With Lt. Gen. U.S. Grant absent from the field that day, Gen. Ord took it on himself to pull back Birney and his troops who had marched 96 miles in three and a half days and had trapped Lee and the remnants of the Army of Northern Virginia.
Thus Lee was free to attack the following day, April 9, until forced to bow "to overwhelming numbers and resources," as he put it. But that last needless day of battle caused a total of 600 casualties on both sides, Union and Confederate.
Not only were the black Union soldiers denied the glory of ending the war, they were banned from the Grand Parade in Washington, D.C., and most units were quickly shunted to Texas to fight Indians.
NEW BOOK DESCRIBES JAMES G. BIRNEY, FORGOTTEN, MALIGNED HERO OF AMERICAN HERITAGE OF FREEDOM, AND CIVIL WAR EXPLOITS OF HIS SONS WILLIAM AND DAVID
THE CIVIL WAR STARTED IN DETROIT IN 1808, AUTHOR OF ABOLITION HISTORY CONTENDS
This author reports that armed clashes in the mid-1840s between raiding Kentucky slaveholders and white abolitionists defending escaped slaves in Michigan's Cass County ignited a political conflict that escalated to Civil War.
Actually, the earliest dispute over escaped slaves from Kentucky occurred in 1808 in Detroit, according to a new book, "Apostles of Equality: The Birneys, the Republicans and the Civil War," published by Michigan State University Press. When slaveholders tried to reclaim their bondsmen from Canada, freedom-loving white Michiganians threatened to tar and feather the judge who considered allowing their return.
Thus, the seeds of an egalitarian vs. aristocratic conflict that erupted in Civil War were planted more than half a century before guns roared at Fort Sumter.
Among the rabid abolitionists, William Lloyd Garrison was an anarchist and John Brown a terrorist. Reformed slaveholder James G. Birney, a Kentucky and Alabama lawyer, offered a reasonable solution to the intersectional conflict. His philanthropic positions, aimed at changing the status quo on behalf of four million slaves, were soundly rejected by by Northern voters in two runs for the Presidency on the Liberty Party ticket. However, his organizing in Michigan laid the foundation for the Free Soil and Republican parties.
Read other provocative insights and interpretations of the Civil War:
Did the fact that Jefferson Davis barred enlistment of black troops doom the Confederacy?
This new book contends that when the Confederate president rejected a general's idea to beef up decimated rebel forces, and Abe Lincoln approved black troops, the fate of the war was determined.

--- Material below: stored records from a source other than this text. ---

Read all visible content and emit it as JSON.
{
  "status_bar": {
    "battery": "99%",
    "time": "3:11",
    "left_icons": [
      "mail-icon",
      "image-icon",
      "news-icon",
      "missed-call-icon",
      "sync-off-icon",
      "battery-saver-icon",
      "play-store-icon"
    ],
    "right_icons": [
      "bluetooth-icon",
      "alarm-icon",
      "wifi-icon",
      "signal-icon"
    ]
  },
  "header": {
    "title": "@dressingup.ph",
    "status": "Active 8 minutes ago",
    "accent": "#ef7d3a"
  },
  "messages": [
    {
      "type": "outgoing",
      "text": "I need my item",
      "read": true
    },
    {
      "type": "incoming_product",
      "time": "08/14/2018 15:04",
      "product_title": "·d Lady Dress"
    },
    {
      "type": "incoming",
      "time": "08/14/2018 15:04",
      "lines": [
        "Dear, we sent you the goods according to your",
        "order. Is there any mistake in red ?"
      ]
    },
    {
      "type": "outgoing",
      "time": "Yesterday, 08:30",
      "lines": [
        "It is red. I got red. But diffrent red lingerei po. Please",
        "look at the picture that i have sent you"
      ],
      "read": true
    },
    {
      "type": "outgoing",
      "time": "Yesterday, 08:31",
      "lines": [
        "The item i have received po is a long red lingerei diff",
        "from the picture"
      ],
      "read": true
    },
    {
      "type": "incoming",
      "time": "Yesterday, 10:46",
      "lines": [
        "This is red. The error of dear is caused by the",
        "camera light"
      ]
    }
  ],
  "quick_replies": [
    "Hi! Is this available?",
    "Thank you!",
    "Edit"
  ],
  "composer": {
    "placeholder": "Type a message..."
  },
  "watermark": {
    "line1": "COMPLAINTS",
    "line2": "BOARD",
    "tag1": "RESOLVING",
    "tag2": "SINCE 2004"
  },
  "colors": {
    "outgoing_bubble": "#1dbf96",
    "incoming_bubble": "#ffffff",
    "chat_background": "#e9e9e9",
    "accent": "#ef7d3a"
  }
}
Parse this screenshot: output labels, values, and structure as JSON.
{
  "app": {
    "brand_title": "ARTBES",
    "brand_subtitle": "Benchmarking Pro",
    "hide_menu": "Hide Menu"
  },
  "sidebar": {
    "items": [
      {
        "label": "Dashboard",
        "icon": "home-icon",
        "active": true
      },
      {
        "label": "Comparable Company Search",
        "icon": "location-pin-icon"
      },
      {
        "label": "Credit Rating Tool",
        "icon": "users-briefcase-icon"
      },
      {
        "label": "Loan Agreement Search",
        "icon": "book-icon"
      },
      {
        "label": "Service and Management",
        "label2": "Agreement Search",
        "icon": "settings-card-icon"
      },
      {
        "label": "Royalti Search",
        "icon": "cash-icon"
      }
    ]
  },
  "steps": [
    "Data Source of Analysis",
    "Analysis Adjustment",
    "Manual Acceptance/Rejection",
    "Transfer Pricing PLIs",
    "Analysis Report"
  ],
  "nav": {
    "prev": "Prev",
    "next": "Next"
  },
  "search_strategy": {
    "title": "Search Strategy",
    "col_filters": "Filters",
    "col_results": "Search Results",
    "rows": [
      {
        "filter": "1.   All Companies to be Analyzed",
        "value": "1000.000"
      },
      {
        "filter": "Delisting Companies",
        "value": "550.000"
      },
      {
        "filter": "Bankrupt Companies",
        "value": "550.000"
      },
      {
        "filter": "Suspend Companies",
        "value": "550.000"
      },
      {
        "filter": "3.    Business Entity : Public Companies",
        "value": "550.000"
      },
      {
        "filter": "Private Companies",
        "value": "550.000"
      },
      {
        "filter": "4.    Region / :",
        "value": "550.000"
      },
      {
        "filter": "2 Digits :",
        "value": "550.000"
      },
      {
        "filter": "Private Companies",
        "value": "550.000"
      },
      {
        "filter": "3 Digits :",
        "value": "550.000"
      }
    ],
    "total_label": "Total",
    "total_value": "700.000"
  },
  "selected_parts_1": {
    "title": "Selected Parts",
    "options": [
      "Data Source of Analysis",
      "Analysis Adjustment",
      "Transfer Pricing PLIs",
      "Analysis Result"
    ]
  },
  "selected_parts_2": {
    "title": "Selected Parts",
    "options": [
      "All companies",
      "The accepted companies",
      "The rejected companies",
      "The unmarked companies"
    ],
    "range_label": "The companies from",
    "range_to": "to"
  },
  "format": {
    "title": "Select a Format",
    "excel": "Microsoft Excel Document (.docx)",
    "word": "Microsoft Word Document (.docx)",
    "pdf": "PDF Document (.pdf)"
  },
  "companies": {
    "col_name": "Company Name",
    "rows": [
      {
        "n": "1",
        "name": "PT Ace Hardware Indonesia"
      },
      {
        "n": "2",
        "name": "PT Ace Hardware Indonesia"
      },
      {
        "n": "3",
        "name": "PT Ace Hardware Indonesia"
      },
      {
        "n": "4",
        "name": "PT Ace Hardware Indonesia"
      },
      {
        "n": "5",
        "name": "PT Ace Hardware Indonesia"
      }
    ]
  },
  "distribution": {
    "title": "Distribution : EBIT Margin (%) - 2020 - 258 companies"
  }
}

In 1864 the Irish volunteer Gen. Patrick Cleburne was roundly criticized, and denied promotion by Davis and other leading rebels, for his plan to enlist blacks and give them freedom.

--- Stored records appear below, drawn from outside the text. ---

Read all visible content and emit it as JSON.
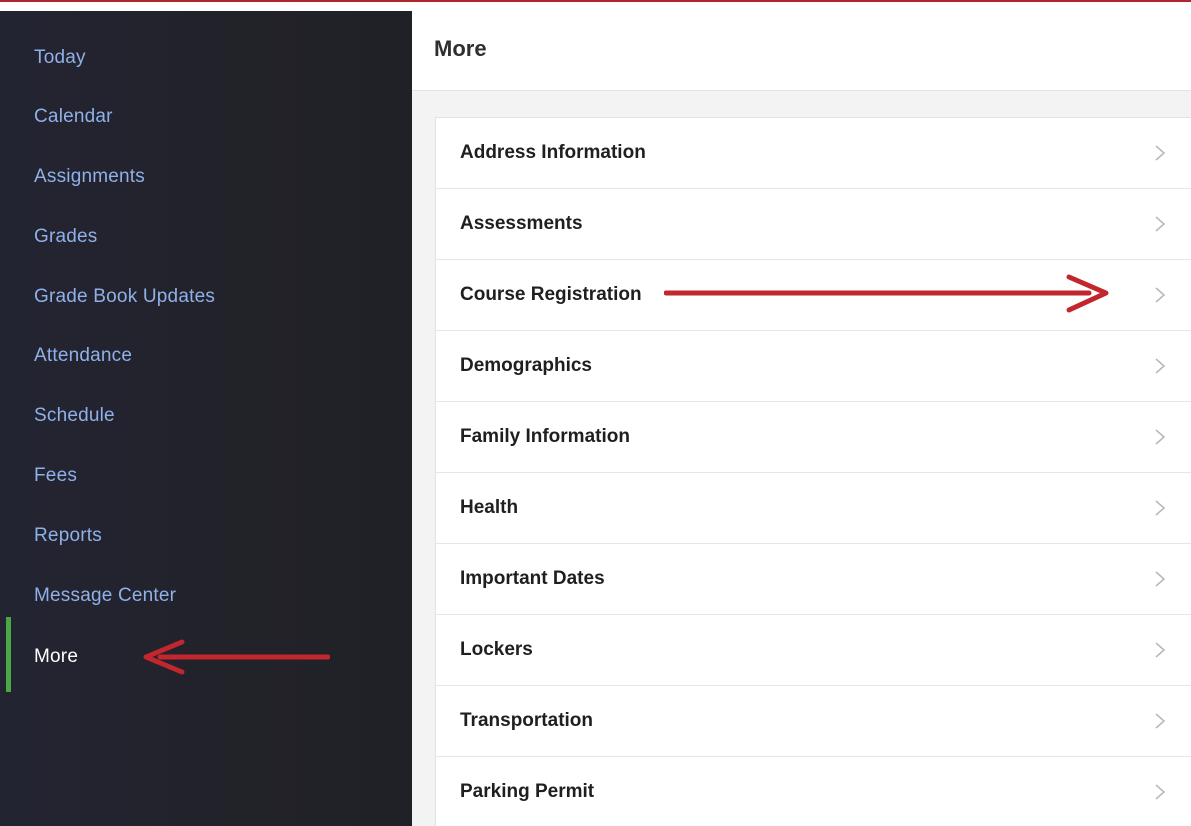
{
  "sidebar": {
    "items": [
      {
        "label": "Today",
        "active": false
      },
      {
        "label": "Calendar",
        "active": false
      },
      {
        "label": "Assignments",
        "active": false
      },
      {
        "label": "Grades",
        "active": false
      },
      {
        "label": "Grade Book Updates",
        "active": false
      },
      {
        "label": "Attendance",
        "active": false
      },
      {
        "label": "Schedule",
        "active": false
      },
      {
        "label": "Fees",
        "active": false
      },
      {
        "label": "Reports",
        "active": false
      },
      {
        "label": "Message Center",
        "active": false
      },
      {
        "label": "More",
        "active": true
      }
    ]
  },
  "main": {
    "title": "More",
    "items": [
      {
        "label": "Address Information"
      },
      {
        "label": "Assessments"
      },
      {
        "label": "Course Registration"
      },
      {
        "label": "Demographics"
      },
      {
        "label": "Family Information"
      },
      {
        "label": "Health"
      },
      {
        "label": "Important Dates"
      },
      {
        "label": "Lockers"
      },
      {
        "label": "Transportation"
      },
      {
        "label": "Parking Permit"
      }
    ]
  },
  "annotations": {
    "arrow_color": "#c1272d",
    "arrows": [
      "pointing-to-more",
      "pointing-to-course-registration"
    ]
  },
  "colors": {
    "sidebar_bg": "#222229",
    "sidebar_text": "#8fb0e8",
    "active_marker": "#4aa843",
    "accent_red": "#b1252c",
    "main_bg": "#f3f3f3"
  }
}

The Union, on the other hand, welcomed about 180,000 blacks into the army -- about 10 percent of the entire force -- a factor believed by some observers to have tipped the balance in the conflict.